    • Debugging is twice as difficult as the code, if the debugging is too difficult, the code is too difficult.
    • Write expressive function names.
    • Learn regex.
    • Comment your code.
    • XML – not your friend, use plists or (if using Flash) AMF.
    • Question everything. If something isn’t working, it may not be the code. Look at the process.
    • Utilize your file system, you don’t need to store everything in a database.
    • Debug by talking. By explaining a programming issue, if can often be easier to solve.
    • Avoid premature optimization.
    • Refactor early.
    • Exercise (as in physical). Get it!
    • Always code as if the guy maintaining your code is a violent psychopath who knows where you live.
  • Lisa Phillips presented on multi-tasking. She emphasized that web development is inherently working in an environment with lots of distractions. If procrastination becomes a problem, it’s important to figure out why you’re procrastinating. If it’s because you don’t know what’s next you’re in trouble.

    She gave “Lisa’s Pick & Mix”:

    • Establish priorities.
    • Make lists (hand-written, and make post-its readily accessible in your environment).
    • Know what you’re doing.
    • Plan.
    • Revise your plan.

    For task management, Lisa mentioned Getting Things Done, The Pomodoro Technique, Inbox Zero, and Remember the Milk. Lastly she mentioned that the Apple App Store has a whole category on Productivity and that you should “find out what works for you.”

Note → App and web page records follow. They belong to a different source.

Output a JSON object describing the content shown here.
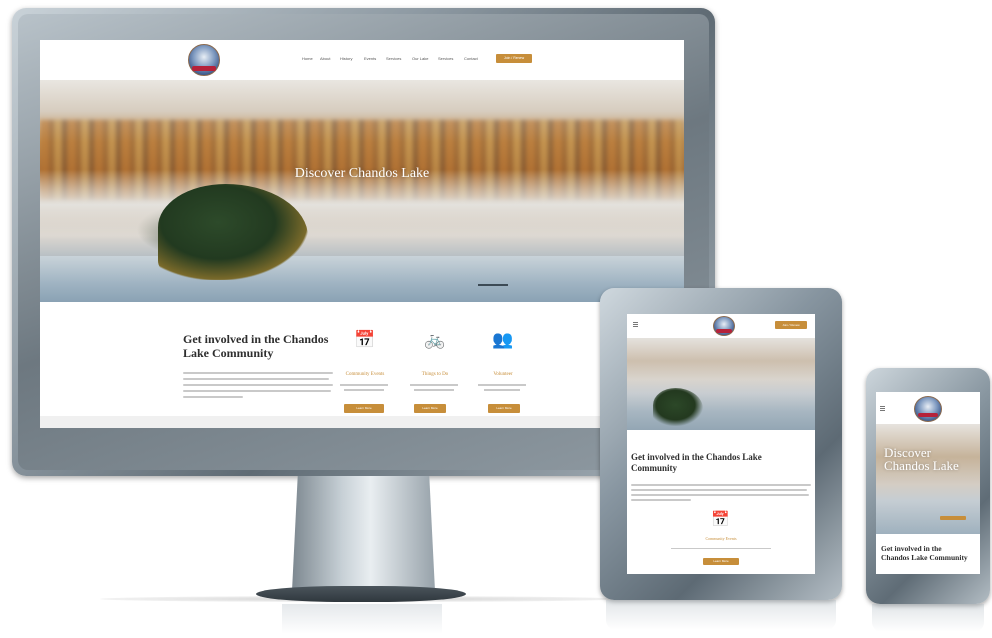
{
  "desktop": {
    "nav": {
      "links": [
        "Home",
        "About",
        "History",
        "Events",
        "Services",
        "Our Lake",
        "Services",
        "Contact"
      ],
      "cta": "Join / Renew"
    },
    "hero": {
      "title": "Discover Chandos Lake"
    },
    "section": {
      "heading": "Get involved in the Chandos Lake Community",
      "cards": [
        {
          "icon": "calendar-icon",
          "glyph": "📅",
          "title": "Community Events",
          "button": "Learn More"
        },
        {
          "icon": "bicycle-icon",
          "glyph": "🚲",
          "title": "Things to Do",
          "button": "Learn More"
        },
        {
          "icon": "people-icon",
          "glyph": "👥",
          "title": "Volunteer",
          "button": "Learn More"
        }
      ]
    }
  },
  "tablet": {
    "cta": "Join / Renew",
    "heading": "Get involved in the Chandos Lake Community",
    "card_title": "Community Events",
    "card_button": "Learn More"
  },
  "phone": {
    "hero_title": "Discover Chandos Lake",
    "heading": "Get involved in the Chandos Lake Community"
  },
  "colors": {
    "accent": "#c78e3a",
    "heading": "#2e2e2e",
    "device_frame": "#8e9aa3"
  }
}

  • Walter Rumsby, who emphasized that he’s just a “guy who works at Orion Health” and does not speak for them presented all his slides as twitter tweets, creative! He introduced that he works on software for hospital records and then gave a smattering of web development tips, such as that web standards are not about making your website work with a 10 year-old browser, but making your 10 year-old website work on a browser today.
  • Dr. Carey Stevens, of Spark Dental Technology, showcased his company’s use and work on the FireFox add-on Zinc for online dental imagery. He then listed some tips for having a good development environment, such as using Continuous Integrated Testing, Mochitest, and Buildbot. Plone CMS was also mentioned.
  • Tristan Phipps presented on fear. Specifically “Fear Killing Creativity.” His tips for tackling creative decisions under fear (of failure, etc.) are:
    • Break your behavioral coping mechanism patterns, and build new ones through repetition.
    • Make radical changes.
    • Face your fears (for a dopamine hit when you conquer them!).
    • Take time out every day.
    • Learn something every day and find a mentor.
  • Dave George, of Serato Audio Research (a firm dealing with software for DJ’s and musicians) presented the following problem when presenting a user with a selection they’ve already encountered: “we waste their time showing them the same stuff again.”

    Using—a website his company runs for Pro DJ’s—as an example, Dave summed his presentation up at the end with three points: We are all busy, so… Listen to their (your users) decisions and focus [them] on new decisions.